The number of people in Canada who are living with cancer or have survived cancer has climbed to 1.5 million.
According to a new report released on Tuesday by the Canadian Cancer Society (CCS), the prevalence of cancer is “both a reason for optimism and concern.”
Ten years ago the prevalence figure was estimated to be one million, meaning more people are surviving now, but also more people are getting cancer.
Data from 2018 included that an estimated 1.5 million people currently alive in Canada had been diagnosed with cancer at some point in the previous 25 years.
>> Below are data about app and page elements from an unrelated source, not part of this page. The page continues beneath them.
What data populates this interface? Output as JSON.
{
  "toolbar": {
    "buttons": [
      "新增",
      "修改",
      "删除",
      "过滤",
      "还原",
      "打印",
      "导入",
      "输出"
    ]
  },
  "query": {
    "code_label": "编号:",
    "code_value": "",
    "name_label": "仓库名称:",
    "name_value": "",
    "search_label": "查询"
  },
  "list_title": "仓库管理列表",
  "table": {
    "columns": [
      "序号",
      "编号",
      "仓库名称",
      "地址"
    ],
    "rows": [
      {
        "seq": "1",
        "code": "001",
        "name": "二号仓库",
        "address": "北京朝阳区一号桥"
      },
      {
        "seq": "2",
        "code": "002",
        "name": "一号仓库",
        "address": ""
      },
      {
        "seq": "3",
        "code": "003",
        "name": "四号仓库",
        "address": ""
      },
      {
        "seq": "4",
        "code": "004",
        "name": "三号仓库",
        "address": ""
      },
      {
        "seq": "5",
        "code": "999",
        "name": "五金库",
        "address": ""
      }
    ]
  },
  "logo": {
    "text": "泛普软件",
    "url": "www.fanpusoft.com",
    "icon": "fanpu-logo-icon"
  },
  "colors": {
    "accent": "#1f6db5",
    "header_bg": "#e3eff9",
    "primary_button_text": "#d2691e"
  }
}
Almost 60 per cent of them were diagnosed five to 25 years ago – showing that the majority were living long-term with or after cancer.
“Investments in research are paying off in the form of better methods of timely detection and more effective treatments, and as a result, we’re now seeing more people surviving cancer and living longer with and beyond the disease,” Dr. Jennifer Gillis, senior manager of Surveillance at CCS said in a news release published on Tuesday. “There has been much accomplished for us to collectively celebrate but these new data also reveal that our work is not nearly done.”
The statistics show that approximately 193,000 people were diagnosed with cancer in 2012, while in 2017, the number of people diagnosed with cancer jumped to 206,000. The report estimates that at least 233,900 people will be diagnosed with cancer in 2022.
Canada’s growing and aging population have been highlighted as two factors for the growth in cancer incidences.
“Increasing prevalence – more people being diagnosed and more surviving – creates long-term strain on our health-care system and underlines why we must work together to create a system that can evolve as patients’ needs evolve from diagnosis through survival or end of life care,” Gillis said.
The report said that the pandemic has caused delays and interrupted the care for many cancer patients, which may result in late-stage diagnoses.
“Timely and accurate data on cancer prevalence in Canada is critical to understanding the disease’s toll on society and our health-care system. Data are invaluable in assessing cancer outcomes, measuring how far we’ve come, and identifying areas for improvement,” said Jeff Latimer, director general of Statistics Canada’s Health Statistics Branch.
Data collected for the cancer report included that the two-year prevalence proportion was higher in people living in rural than urban areas, and that the relationship between income and prevalence varied depending on the type of cancer.
For example, those living in higher-income neighbourhoods had a higher prevalence of breast and prostate cancers, while those in lower-income neighbourhoods had a higher rate of colorectal and lung cancers.
And over the last 25 years, the proportion of cases diagnosed in eastern Canadian provinces were higher than in central and western Canada.